## DATA FOR REVIEW
━━━━━━━━━━━━━━━━━━━━━━━━━━━━━━
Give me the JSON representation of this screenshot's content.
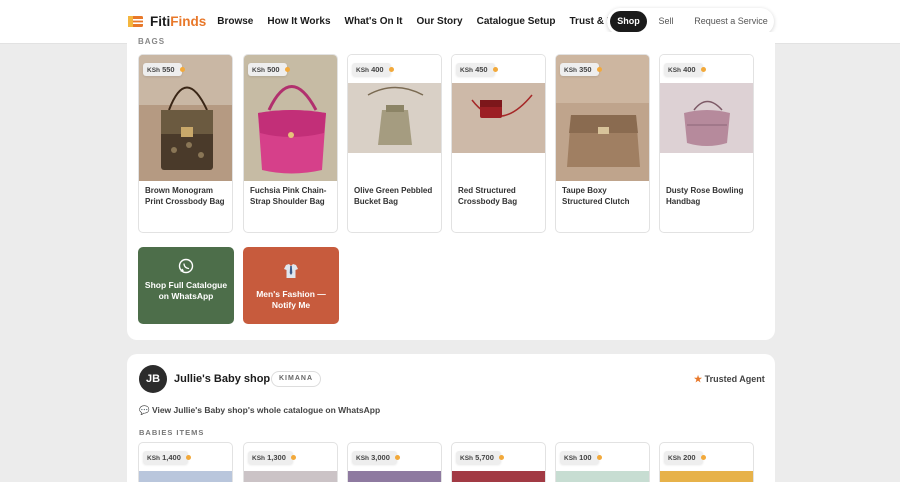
{
  "nav": {
    "brand_part1": "Fiti",
    "brand_part2": "Finds",
    "links": [
      "Browse",
      "How It Works",
      "What's On It",
      "Our Story",
      "Catalogue Setup",
      "Trust & Pricing"
    ],
    "toggle": {
      "shop": "Shop",
      "sell": "Sell",
      "request": "Request a Service"
    }
  },
  "section1": {
    "label_cut": "BAGS",
    "products": [
      {
        "currency": "KSh",
        "price": "550",
        "name": "Brown Monogram Print Crossbody Bag"
      },
      {
        "currency": "KSh",
        "price": "500",
        "name": "Fuchsia Pink Chain-Strap Shoulder Bag"
      },
      {
        "currency": "KSh",
        "price": "400",
        "name": "Olive Green Pebbled Bucket Bag"
      },
      {
        "currency": "KSh",
        "price": "450",
        "name": "Red Structured Crossbody Bag"
      },
      {
        "currency": "KSh",
        "price": "350",
        "name": "Taupe Boxy Structured Clutch"
      },
      {
        "currency": "KSh",
        "price": "400",
        "name": "Dusty Rose Bowling Handbag"
      }
    ],
    "cta_whatsapp": "Shop Full Catalogue on WhatsApp",
    "cta_men": "Men's Fashion — Notify Me"
  },
  "agent": {
    "initials": "JB",
    "shop_name": "Jullie's Baby shop",
    "location": "KIMANA",
    "trusted": "Trusted Agent",
    "whatsapp_link": "💬 View Jullie's Baby shop's whole catalogue on WhatsApp",
    "category_label": "BABIES ITEMS",
    "products": [
      {
        "currency": "KSh",
        "price": "1,400"
      },
      {
        "currency": "KSh",
        "price": "1,300"
      },
      {
        "currency": "KSh",
        "price": "3,000"
      },
      {
        "currency": "KSh",
        "price": "5,700"
      },
      {
        "currency": "KSh",
        "price": "100"
      },
      {
        "currency": "KSh",
        "price": "200"
      }
    ]
  },
  "colors": {
    "brand_orange": "#e8782a",
    "dark": "#1b1b1b",
    "whatsapp_green": "#4d6e4a",
    "men_orange": "#c75b3d"
  },
  "icons": {
    "logo": "striped-flag-icon",
    "whatsapp": "whatsapp-icon",
    "men": "shirt-tie-icon",
    "trusted": "star-icon"
  }
}
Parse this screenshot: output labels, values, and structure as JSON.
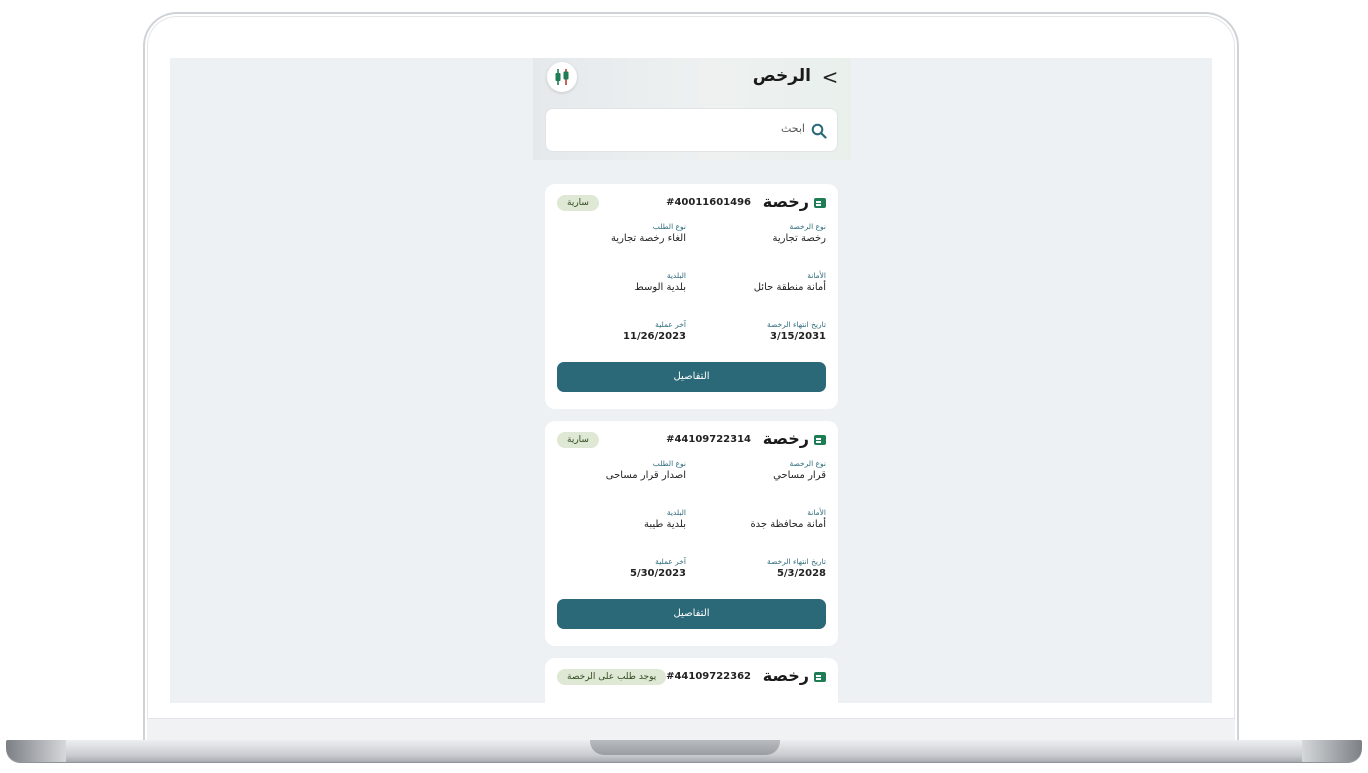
{
  "header": {
    "title": "الرخص",
    "back_glyph": "<"
  },
  "search": {
    "placeholder": "ابحث"
  },
  "licenses": [
    {
      "word": "رخصة",
      "number": "#40011601496",
      "status": "سارية",
      "type_label": "نوع الرخصة",
      "type_value": "رخصة تجارية",
      "request_label": "نوع الطلب",
      "request_value": "الغاء رخصة تجارية",
      "amanah_label": "الأمانة",
      "amanah_value": "أمانة منطقة حائل",
      "municipality_label": "البلدية",
      "municipality_value": "بلدية الوسط",
      "expiry_label": "تاريخ انتهاء الرخصة",
      "expiry_value": "3/15/2031",
      "last_op_label": "آخر عملية",
      "last_op_value": "11/26/2023",
      "details_label": "التفاصيل"
    },
    {
      "word": "رخصة",
      "number": "#44109722314",
      "status": "سارية",
      "type_label": "نوع الرخصة",
      "type_value": "قرار مساحي",
      "request_label": "نوع الطلب",
      "request_value": "اصدار قرار مساحى",
      "amanah_label": "الأمانة",
      "amanah_value": "أمانة محافظة جدة",
      "municipality_label": "البلدية",
      "municipality_value": "بلدية طيبة",
      "expiry_label": "تاريخ انتهاء الرخصة",
      "expiry_value": "5/3/2028",
      "last_op_label": "آخر عملية",
      "last_op_value": "5/30/2023",
      "details_label": "التفاصيل"
    },
    {
      "word": "رخصة",
      "number": "#44109722362",
      "status": "يوجد طلب على الرخصة"
    }
  ],
  "colors": {
    "primary_button": "#2b6878",
    "label_teal": "#2e6d7d",
    "badge_bg": "#dfe8d4",
    "license_icon": "#1e7d55"
  },
  "icons": {
    "back": "chevron-right-icon",
    "filter": "sliders-icon",
    "search": "search-icon",
    "license": "id-card-icon"
  }
}
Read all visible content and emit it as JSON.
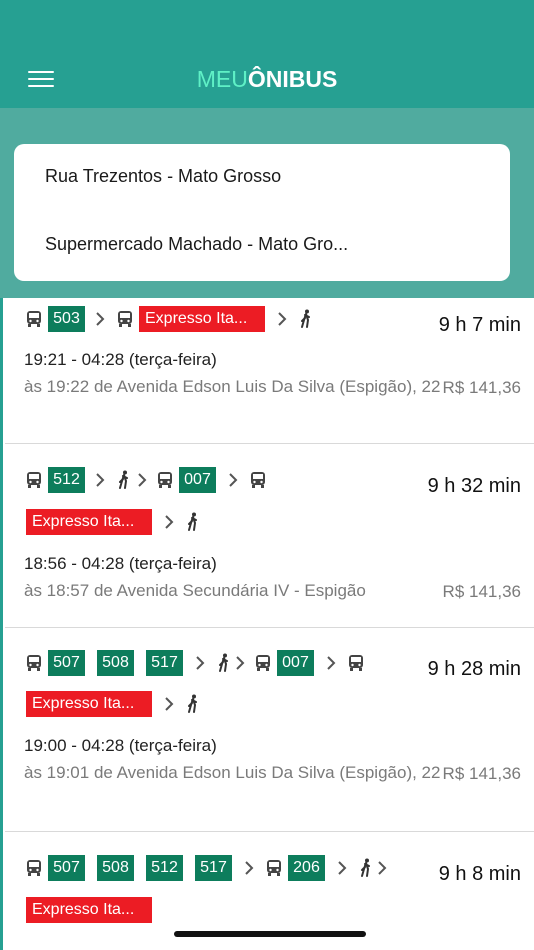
{
  "header": {
    "logo_light": "MEU",
    "logo_bold": "ÔNIBUS"
  },
  "search": {
    "origin": "Rua Trezentos - Mato Grosso",
    "destination": "Supermercado Machado - Mato Gro..."
  },
  "routes": [
    {
      "lines": [
        "503",
        "Expresso Ita..."
      ],
      "duration": "9 h 7 min",
      "time": "19:21 - 04:28 (terça-feira)",
      "desc": "às 19:22 de Avenida Edson Luis Da Silva (Espigão), 22",
      "price": "R$ 141,36"
    },
    {
      "lines": [
        "512",
        "007",
        "Expresso Ita..."
      ],
      "duration": "9 h 32 min",
      "time": "18:56 - 04:28 (terça-feira)",
      "desc": "às 18:57 de Avenida Secundária IV - Espigão",
      "price": "R$ 141,36"
    },
    {
      "lines": [
        "507",
        "508",
        "517",
        "007",
        "Expresso Ita..."
      ],
      "duration": "9 h 28 min",
      "time": "19:00 - 04:28 (terça-feira)",
      "desc": "às 19:01 de Avenida Edson Luis Da Silva (Espigão), 22",
      "price": "R$ 141,36"
    },
    {
      "lines": [
        "507",
        "508",
        "512",
        "517",
        "206",
        "Expresso Ita..."
      ],
      "duration": "9 h 8 min"
    }
  ],
  "colors": {
    "header": "#26a092",
    "search_band": "#50ab9f",
    "line_badge": "#0d7d5c",
    "express_badge": "#ec1c24",
    "logo_accent": "#5ff0c6"
  },
  "icons": [
    "menu-icon",
    "bus-icon",
    "chevron-right-icon",
    "walk-icon"
  ]
}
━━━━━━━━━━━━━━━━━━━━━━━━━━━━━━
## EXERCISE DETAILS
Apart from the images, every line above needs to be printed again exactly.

## REPLY TO THE TASK
Give me the JSON representation of this screenshot's content.
{
  "nav": {
    "brand_part1": "Fiti",
    "brand_part2": "Finds",
    "links": [
      "Browse",
      "How It Works",
      "What's On It",
      "Our Story",
      "Catalogue Setup",
      "Trust & Pricing"
    ],
    "toggle": {
      "shop": "Shop",
      "sell": "Sell",
      "request": "Request a Service"
    }
  },
  "section1": {
    "label_cut": "BAGS",
    "products": [
      {
        "currency": "KSh",
        "price": "550",
        "name": "Brown Monogram Print Crossbody Bag"
      },
      {
        "currency": "KSh",
        "price": "500",
        "name": "Fuchsia Pink Chain-Strap Shoulder Bag"
      },
      {
        "currency": "KSh",
        "price": "400",
        "name": "Olive Green Pebbled Bucket Bag"
      },
      {
        "currency": "KSh",
        "price": "450",
        "name": "Red Structured Crossbody Bag"
      },
      {
        "currency": "KSh",
        "price": "350",
        "name": "Taupe Boxy Structured Clutch"
      },
      {
        "currency": "KSh",
        "price": "400",
        "name": "Dusty Rose Bowling Handbag"
      }
    ],
    "cta_whatsapp": "Shop Full Catalogue on WhatsApp",
    "cta_men": "Men's Fashion — Notify Me"
  },
  "agent": {
    "initials": "JB",
    "shop_name": "Jullie's Baby shop",
    "location": "KIMANA",
    "trusted": "Trusted Agent",
    "whatsapp_link": "💬 View Jullie's Baby shop's whole catalogue on WhatsApp",
    "category_label": "BABIES ITEMS",
    "products": [
      {
        "currency": "KSh",
        "price": "1,400"
      },
      {
        "currency": "KSh",
        "price": "1,300"
      },
      {
        "currency": "KSh",
        "price": "3,000"
      },
      {
        "currency": "KSh",
        "price": "5,700"
      },
      {
        "currency": "KSh",
        "price": "100"
      },
      {
        "currency": "KSh",
        "price": "200"
      }
    ]
  },
  "colors": {
    "brand_orange": "#e8782a",
    "dark": "#1b1b1b",
    "whatsapp_green": "#4d6e4a",
    "men_orange": "#c75b3d"
  },
  "icons": {
    "logo": "striped-flag-icon",
    "whatsapp": "whatsapp-icon",
    "men": "shirt-tie-icon",
    "trusted": "star-icon"
  }
}
Parse this screenshot: output labels, values, and structure as JSON.
{
  "header": {
    "title": "الرخص",
    "back_glyph": "<"
  },
  "search": {
    "placeholder": "ابحث"
  },
  "licenses": [
    {
      "word": "رخصة",
      "number": "#40011601496",
      "status": "سارية",
      "type_label": "نوع الرخصة",
      "type_value": "رخصة تجارية",
      "request_label": "نوع الطلب",
      "request_value": "الغاء رخصة تجارية",
      "amanah_label": "الأمانة",
      "amanah_value": "أمانة منطقة حائل",
      "municipality_label": "البلدية",
      "municipality_value": "بلدية الوسط",
      "expiry_label": "تاريخ انتهاء الرخصة",
      "expiry_value": "3/15/2031",
      "last_op_label": "آخر عملية",
      "last_op_value": "11/26/2023",
      "details_label": "التفاصيل"
    },
    {
      "word": "رخصة",
      "number": "#44109722314",
      "status": "سارية",
      "type_label": "نوع الرخصة",
      "type_value": "قرار مساحي",
      "request_label": "نوع الطلب",
      "request_value": "اصدار قرار مساحى",
      "amanah_label": "الأمانة",
      "amanah_value": "أمانة محافظة جدة",
      "municipality_label": "البلدية",
      "municipality_value": "بلدية طيبة",
      "expiry_label": "تاريخ انتهاء الرخصة",
      "expiry_value": "5/3/2028",
      "last_op_label": "آخر عملية",
      "last_op_value": "5/30/2023",
      "details_label": "التفاصيل"
    },
    {
      "word": "رخصة",
      "number": "#44109722362",
      "status": "يوجد طلب على الرخصة"
    }
  ],
  "colors": {
    "primary_button": "#2b6878",
    "label_teal": "#2e6d7d",
    "badge_bg": "#dfe8d4",
    "license_icon": "#1e7d55"
  },
  "icons": {
    "back": "chevron-right-icon",
    "filter": "sliders-icon",
    "search": "search-icon",
    "license": "id-card-icon"
  }
}
Read all visible content and emit it as JSON.
{
  "header": {
    "logo_light": "MEU",
    "logo_bold": "ÔNIBUS"
  },
  "search": {
    "origin": "Rua Trezentos - Mato Grosso",
    "destination": "Supermercado Machado - Mato Gro..."
  },
  "routes": [
    {
      "lines": [
        "503",
        "Expresso Ita..."
      ],
      "duration": "9 h 7 min",
      "time": "19:21 - 04:28 (terça-feira)",
      "desc": "às 19:22 de Avenida Edson Luis Da Silva (Espigão), 22",
      "price": "R$ 141,36"
    },
    {
      "lines": [
        "512",
        "007",
        "Expresso Ita..."
      ],
      "duration": "9 h 32 min",
      "time": "18:56 - 04:28 (terça-feira)",
      "desc": "às 18:57 de Avenida Secundária IV - Espigão",
      "price": "R$ 141,36"
    },
    {
      "lines": [
        "507",
        "508",
        "517",
        "007",
        "Expresso Ita..."
      ],
      "duration": "9 h 28 min",
      "time": "19:00 - 04:28 (terça-feira)",
      "desc": "às 19:01 de Avenida Edson Luis Da Silva (Espigão), 22",
      "price": "R$ 141,36"
    },
    {
      "lines": [
        "507",
        "508",
        "512",
        "517",
        "206",
        "Expresso Ita..."
      ],
      "duration": "9 h 8 min"
    }
  ],
  "colors": {
    "header": "#26a092",
    "search_band": "#50ab9f",
    "line_badge": "#0d7d5c",
    "express_badge": "#ec1c24",
    "logo_accent": "#5ff0c6"
  },
  "icons": [
    "menu-icon",
    "bus-icon",
    "chevron-right-icon",
    "walk-icon"
  ]
}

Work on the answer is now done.